Shelf Awareness: The Writer’s Life, interviewed by Alice Martin.
Curtis Brown Creative: In an intimate and insightful [webinar], our students heard about Claire’s journey to publication, and picked up some useful tips and tricks on writing and editing. Here are some of the highlights.
Powell’s Bookstore: A Q&A including Claire’s favourite book as a child and one she’d recommend to read right now.
Bookstore Events Recordings
Powell’s Books: In conversation with the author, Ron Rash.
Exile in Bookville: In conversation with the author, Kate Racculia.
Napa Bookmine: In conversation with the author, Faith Merino.
PRINT A bookstore: In conversation with the author, Lucy Atkins.
Interabang: In conversation with the author, Daniel Magariel.
Unsettled Ground is published today, May 18 in the USA by Tin House, and in Canada by House of Anansi.
It’s already been getting great reviews:
“The close attachment to Jeanie’s and Julius’s limited points of view enrich the suspense as long-kept secrets are gradually revealed. But even the disclosures and resolutions can’t entirely domesticate “Unsettled Ground,” which carries its lonely, stirring music of loss to the end.” Wall Street Journal
“Fuller paints a devastatingly haunting picture of abject poverty, especially in her descriptions of the houses they dwell in, each of which becomes a character in its own right.” Booklist
“Fuller builds suspense over the twins’ fate and ends with a brilliant twist. This one is worth staying with.” Publishers Weekly
Buy Unsettled Ground. The novel is available to buy or order from all US (and Canadian) independent bookstores, chain stores, and online. If you pre-ordered it – thank you – and I’d love to see pictures of it on Twitter or Instagram!
Tonight I’ll be kicking off a 12 bookstore virtual tour with a Zoom event hosted by New York bookstore, McNally Jackson, where I’ll be interviewed by author, Lucy Tan. Signed books (with bookplates designed by me) can be purchased from the participating stores, at the same time as registering for a free ticket for the event of your choice.
And keep an eye on my Twitter and Instagram accounts for the chance for US readers to win a signed copy of Unsettled Ground together with a limited edition flexi disc single of one of the songs in Unsettled Ground, composed and sung by acoustic guitarist, Henry Ayling.
(Thanks to @suethebookie on Instagram for letting me use her wonderful picture of Unsettled Ground.)
While I wrote Unsettled Ground, I listened to two pieces of music: Polly Vaughn (an old English folk song) sung by Tia Blake, and We Roamed Through the Garden, written by my son, Henry Ayling. Listening to only two songs for two years, it was probably inevitable that they were going to become part of the novel I was writing. But they had a bigger influence: Jeanie and Julius, the protagonists in Unsettled Ground became folk musicians.
I thought it might be interesting to create a playlist for Unsettled Ground, for those who are currently reading the novel or those who have read it already. I hope that this selection – which are all pieces of music I love – will help add to the atmosphere of the book.

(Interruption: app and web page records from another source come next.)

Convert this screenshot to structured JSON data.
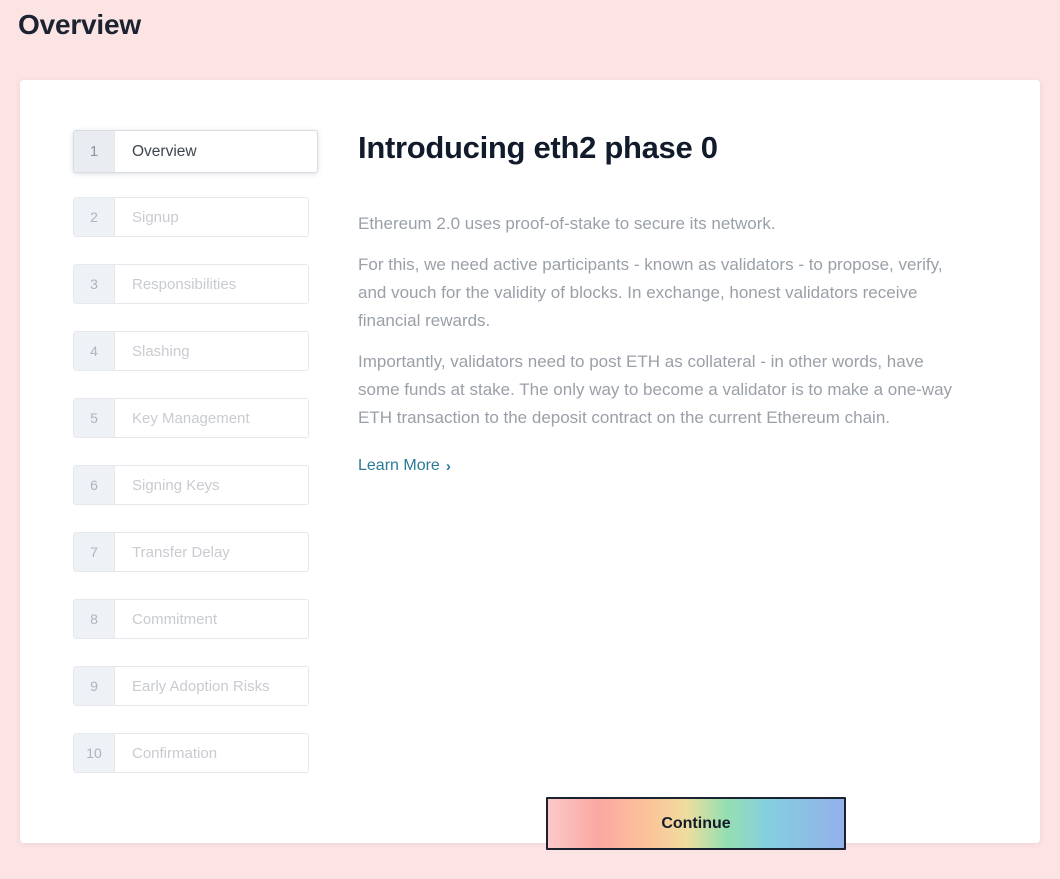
{
  "page": {
    "title": "Overview",
    "background_color": "#fce4e4",
    "card_color": "#ffffff"
  },
  "stepper": {
    "active_step": 1,
    "items": [
      {
        "number": "1",
        "label": "Overview"
      },
      {
        "number": "2",
        "label": "Signup"
      },
      {
        "number": "3",
        "label": "Responsibilities"
      },
      {
        "number": "4",
        "label": "Slashing"
      },
      {
        "number": "5",
        "label": "Key Management"
      },
      {
        "number": "6",
        "label": "Signing Keys"
      },
      {
        "number": "7",
        "label": "Transfer Delay"
      },
      {
        "number": "8",
        "label": "Commitment"
      },
      {
        "number": "9",
        "label": "Early Adoption Risks"
      },
      {
        "number": "10",
        "label": "Confirmation"
      }
    ]
  },
  "content": {
    "heading": "Introducing eth2 phase 0",
    "paragraphs": [
      "Ethereum 2.0 uses proof-of-stake to secure its network.",
      "For this, we need active participants - known as validators - to propose, verify, and vouch for the validity of blocks. In exchange, honest validators receive financial rewards.",
      "Importantly, validators need to post ETH as collateral - in other words, have some funds at stake. The only way to become a validator is to make a one-way ETH transaction to the deposit contract on the current Ethereum chain."
    ],
    "learn_more": {
      "label": "Learn More",
      "chevron": "›",
      "color": "#2b7a98"
    }
  },
  "footer": {
    "continue_label": "Continue"
  }
}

Henry is an unsigned acoustic guitarist – teacher, performer, and composer – and therefore his song isn’t on Spotify. But you can listen to We Roamed Through the Garden, here: www.henryayling.com/music/ It is number five on this page.
The playlist below will allow you to hear a little of each song. Open it in Spotify to listen to all the songs in their entirety. And please do let me know which you might know already and if any particularly resonate. Happy listening!
Unsettled Ground will be published in the US on May 18 and I have lots of online events planned, where, from the comfort of my writing room in England, I’ll be talking about the book, my writing process, and what it feels like for Unsettled Ground to be shortlisted for the Women’s Prize for Fiction. It would be lovely if any US or Canadian readers could join me on Zoom.
See my list of online events.